Logic Artists’ historical RPG, Expeditions: Viking, has been on my radar since I met two members of the team at PAX Prime last year. Expeditions: Viking has come a long way since that initial demo over coffee at the Sheraton. If I was excited back then about the possibilities, I am over the moon about what I saw at PAX East.
Alex Mint, who took me through the original demo in 2015, reprised his role as my guide and led me through the new content.Right from the first screen, there was a distinct difference in experience. While the original demo focused on a showcasing the robust camping system, party mechanics, and an introduction to combat, the PAX East build started me at the beginning: character creation.
If you know anything about me, Looters, you’d know that I measure an RPG’s worth by how enjoyable character creation is. Not enough options (seriously, why can’t I have pretty hair?!) and I’ll get irritated. Too many options and I’ll sit there forever. Put me in the middle with more than a few options… and pretty hair, naturally. (Don’t judge me.) Thankfully, Expeditions: Viking didn’t disappoint. I put together a shield-maiden with blonde braids and a warrior’s tunic before realizing that, wait a second, there aren’t any classes to choose from.
Before I could blink back my surprise, Alex explained that Expeditions: Viking takes an unusual approach to character classes, in that they’re generated by the choices you make with your stats. Expeditions: Viking values creativity and will reward players for choices that emphasize storytelling over, well, being a munchkin. I decided that I wanted to play more of a leadership role, so with Alex’s help, we built me a character that could hold her own in combat but was also a capable leader in those moments that would require a bit of charisma.
The demo dropped me into a quest a little way into the game’s story, which meant that we had a full party of housecarls to take through the story with me. The quest, The Passage Grave, is a highlight of Expeditions: Viking’s commitment to creative storytelling through choice and action.
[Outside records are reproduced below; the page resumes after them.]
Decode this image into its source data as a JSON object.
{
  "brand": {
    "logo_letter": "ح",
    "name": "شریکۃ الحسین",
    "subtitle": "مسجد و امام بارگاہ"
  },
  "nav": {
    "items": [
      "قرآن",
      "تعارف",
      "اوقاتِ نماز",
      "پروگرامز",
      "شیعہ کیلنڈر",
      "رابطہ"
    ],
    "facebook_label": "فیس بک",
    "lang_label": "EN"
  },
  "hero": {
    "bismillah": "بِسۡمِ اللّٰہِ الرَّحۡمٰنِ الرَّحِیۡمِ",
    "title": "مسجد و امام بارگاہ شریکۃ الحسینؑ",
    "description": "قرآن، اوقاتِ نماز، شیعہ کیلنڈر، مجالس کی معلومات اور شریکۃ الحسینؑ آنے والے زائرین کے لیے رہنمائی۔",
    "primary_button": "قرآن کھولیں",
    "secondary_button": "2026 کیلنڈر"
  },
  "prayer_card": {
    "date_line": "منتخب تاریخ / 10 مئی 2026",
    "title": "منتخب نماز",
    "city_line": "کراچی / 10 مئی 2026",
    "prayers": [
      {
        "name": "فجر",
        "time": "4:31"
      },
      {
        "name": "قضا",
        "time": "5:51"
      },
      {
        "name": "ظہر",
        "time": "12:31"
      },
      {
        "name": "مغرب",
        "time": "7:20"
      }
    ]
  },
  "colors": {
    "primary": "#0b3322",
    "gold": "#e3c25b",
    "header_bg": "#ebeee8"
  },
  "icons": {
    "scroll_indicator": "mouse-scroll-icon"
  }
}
There are a number of ways that this particular quest can be completed: conversation, manipulation, sacrifice, outright murder, and misdirection. The game’s narrative, at upwards of 200,000 words, is equipped to deal with the choices that the player makes throughout the course of the story. Each choice carries consequences, some immediate while others are tracked, and these consequences create noticeable differences in how your housecarls (and the rest of the world) interact with your character.
As I wove through the quest, making some rather unsavoury choices along the way and surprising poor Alex as to my personal ruthlessness, I took note of all of the ways I could have gone back on my word and made a different decision. I could have chosen not to sacrifice — we could have manipulated a few different people, instead. But, I chose murder and ceremonial sacrifice to get into the grave-site, cementing my path forward.
It was one thing to watch the hex-based tile combat system during my meeting with Logic Artists in 2015; it was quite another to sit down and use it. My encounter with the entities in the grave-site played out much like a well-crafted D&D encounter would: attacks of opportunity, meticulous line of sight, and limited usefulness of long-range weapons in close combat. I slipped my archers into position, took aim, and managed to get in a shot or two before (accidentally) ending my turn without moving all of my characters. It was surprisingly effective, my bumbling, as the shadowy grave-site figures came straight for my party’s blades and axes. My housecarls and I were swift in doling out violence and, through a perception check of sorts, we discerned that the scary shadowy grave-site creatures were actually the remains of those who entered the grave without sacrifice.
And all of those sacrifices? Used to feed these revenants and shades. Human snackrifices. (Ew.)
Yeesh, and I thought that I was brutal.
The mythos of the Vikings and their highly superstitious natures has the ability to be explained away through logic and perception. As this is a historical RPG, there is no magic system — superstition acts in its stead.
Expeditions: Viking piqued my interest last year, though I was vastly uncertain about how they were going to execute the complexities of Viking culture (including their religion) with reverence and care while still creating an enjoyable experience for the player. So far, I love what I see. I can’t wait for the full Viking experience.
(Original Post: The Daily Crate)